There was a time when I could answer the phone, hear heavy breathing and know it was an obscene phone call.
Today when I answer the phone and hear heavy breathing, I know it is probably one of the kids.
If I answer the phone, say hello and hear shallow panting against a background noise similar to cattle stampeding, it is the youngest calling from college.
"Hi, Mom pant, huff, gasp I'm between classes huff, puff, gulp on my way to another building. Walk me to class?"
Walk her to class? I'm miles from campus, but sure, I can walk her to class.
"So, how's the sidewalk?" I ask. "They still making it that same ugly shade of gray?"
She says something, but I can't make out what. Her breathing grows heavier and the phone is jostling so much that I can only make out every fifth word. "Paper . . . pant, huff, puff . . . weekend . . . whoo, whoo, whoo. . . fire . . . pant, gasp, pant. . .
It could be she has a paper to work on over the weekend and is fired up about the football game. Or it could be a paper was too close to the stove over the weekend and she set the apartment kitchen on fire. There's no way to know. Either way, it was
sure nice talking to her.
"Call me the next time you go to the library!" I shout into the phone. That's a farther walk, which means we can talk longer.
If I pick up the phone and hear short little gasps with a click, click, click in the background, this would be the kid wearing dress shoes, leaving her stint at a hospital late at night and wanting company while she walks through the parking lot.
"Nice of you to call," I say.
"Well, (wheeze) I have a couple of minutes."
Or less.
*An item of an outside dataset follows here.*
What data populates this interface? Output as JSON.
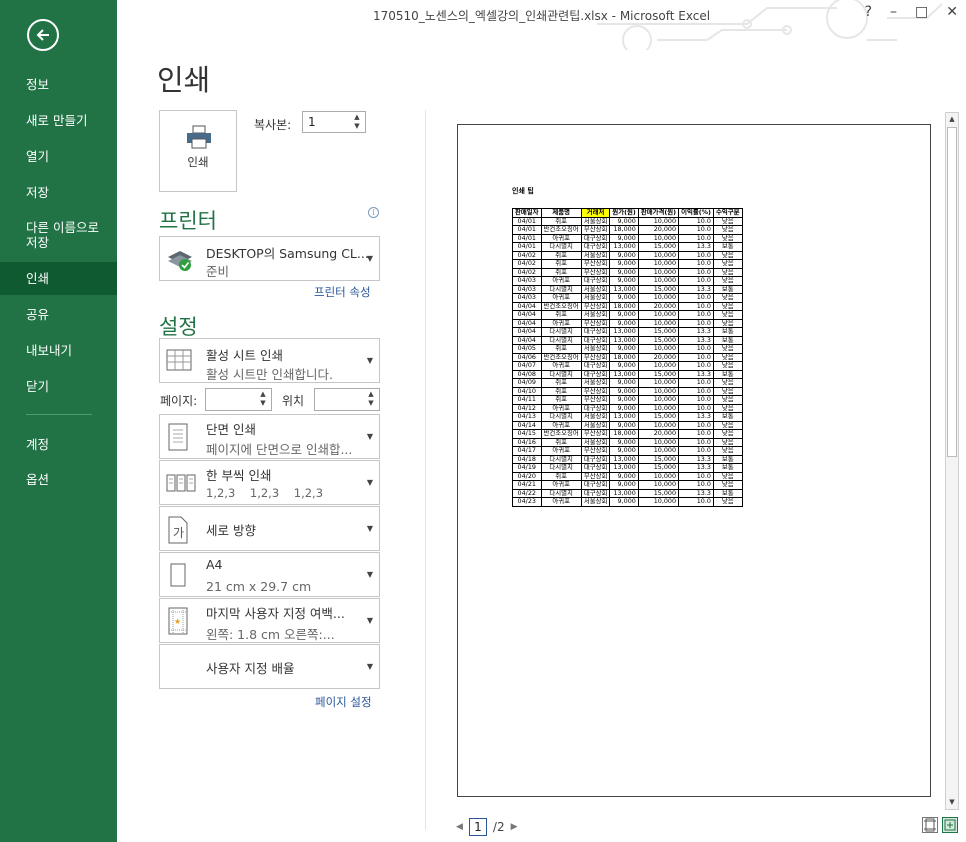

When I hear the clinking of keys and ding, ding, ding (the door chime) it means she has reached her car and the conversation is about to come to an abrupt end.
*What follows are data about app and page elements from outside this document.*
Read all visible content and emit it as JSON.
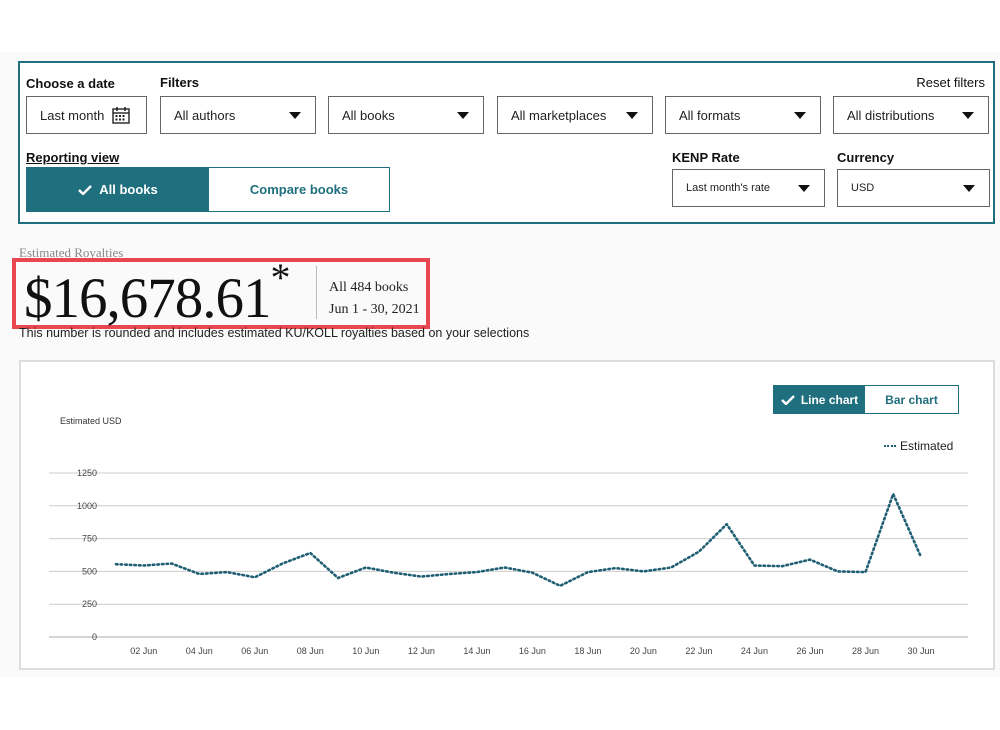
{
  "filters": {
    "choose_date_label": "Choose a date",
    "filters_label": "Filters",
    "reset_label": "Reset filters",
    "date_value": "Last month",
    "authors_value": "All authors",
    "books_value": "All books",
    "marketplaces_value": "All marketplaces",
    "formats_value": "All formats",
    "distributions_value": "All distributions",
    "reporting_view_label": "Reporting view",
    "view_all_books": "All books",
    "view_compare_books": "Compare books",
    "kenp_label": "KENP Rate",
    "kenp_value": "Last month's rate",
    "currency_label": "Currency",
    "currency_value": "USD"
  },
  "royalties": {
    "label": "Estimated Royalties",
    "amount": "$16,678.61",
    "asterisk": "*",
    "books": "All 484 books",
    "date_range": "Jun 1 - 30, 2021",
    "note": "This number is rounded and includes estimated KU/KOLL royalties based on your selections"
  },
  "chart_controls": {
    "line_chart": "Line chart",
    "bar_chart": "Bar chart",
    "y_axis_label": "Estimated USD",
    "legend_label": "Estimated"
  },
  "colors": {
    "accent": "#1f6f7e",
    "line": "#1f5e73",
    "highlight_box": "#e8474f"
  },
  "chart_data": {
    "type": "line",
    "title": "",
    "ylabel": "Estimated USD",
    "xlabel": "",
    "ylim": [
      0,
      1250
    ],
    "yticks": [
      0,
      250,
      500,
      750,
      1000,
      1250
    ],
    "x_tick_labels": [
      "02 Jun",
      "04 Jun",
      "06 Jun",
      "08 Jun",
      "10 Jun",
      "12 Jun",
      "14 Jun",
      "16 Jun",
      "18 Jun",
      "20 Jun",
      "22 Jun",
      "24 Jun",
      "26 Jun",
      "28 Jun",
      "30 Jun"
    ],
    "grid": true,
    "legend_position": "top-right",
    "series": [
      {
        "name": "Estimated",
        "x": [
          1,
          2,
          3,
          4,
          5,
          6,
          7,
          8,
          9,
          10,
          11,
          12,
          13,
          14,
          15,
          16,
          17,
          18,
          19,
          20,
          21,
          22,
          23,
          24,
          25,
          26,
          27,
          28,
          29,
          30
        ],
        "values": [
          555,
          545,
          560,
          480,
          495,
          455,
          560,
          640,
          450,
          530,
          490,
          460,
          480,
          495,
          530,
          490,
          390,
          495,
          525,
          500,
          530,
          650,
          860,
          545,
          540,
          590,
          500,
          495,
          1090,
          610
        ]
      }
    ]
  }
}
The other day I picked up the phone and heard an unfamiliar "ha, ha, ha, hee, hee, hee." breathing pattern.
"Who is this?" I demanded to know.
"It's your son."
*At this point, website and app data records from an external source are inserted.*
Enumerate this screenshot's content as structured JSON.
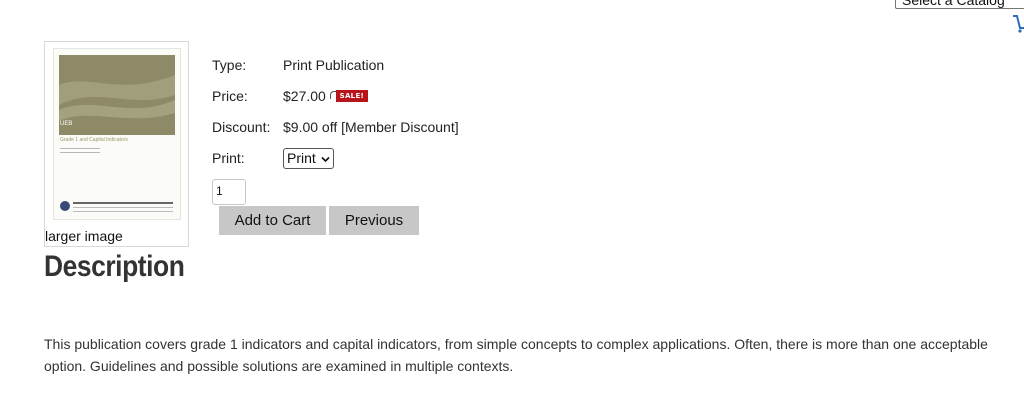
{
  "catalog": {
    "select_value": "Select a Catalog"
  },
  "cart": {
    "icon": "cart-icon"
  },
  "product": {
    "cover": {
      "code": "UEB",
      "title": "Grade 1 and Capital Indicators"
    },
    "larger_image_link": "larger image",
    "details": [
      {
        "label": "Type:",
        "value": "Print Publication"
      },
      {
        "label": "Price:",
        "value": "$27.00"
      },
      {
        "label": "Discount:",
        "value": "$9.00 off [Member Discount]"
      },
      {
        "label": "Print:",
        "value": "Print"
      }
    ],
    "sale_badge": "SALE!",
    "quantity": "1",
    "add_to_cart_label": "Add to Cart",
    "previous_label": "Previous"
  },
  "description": {
    "heading": "Description",
    "text": "This publication covers grade 1 indicators and capital indicators, from simple concepts to complex applications. Often, there is more than one acceptable option. Guidelines and possible solutions are examined in multiple contexts."
  },
  "colors": {
    "sale_red": "#b7151b",
    "button_gray": "#c7c7c7",
    "cover_olive": "#8e8a68"
  }
}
"Well, you're scaring me because that is the breathing pattern your dad and I learned for transitional labor in our Lamaze
class. You're not pregnant, are you?'
"No, but ha, ha, hee hold on a sec."
The scream of a siren and a terrific roar blast through the phone.
"What's going on? It sounds like you're standing on a train track."
"Almost," he huffed and puffed. "That was the El at the same time a cop car shot by. I'm running to the platform ha, ha,
ha, hee, hee, hee to catch my train thought we could talk on the way."
I'm glad they call. I just never pictured myself as running an escort service.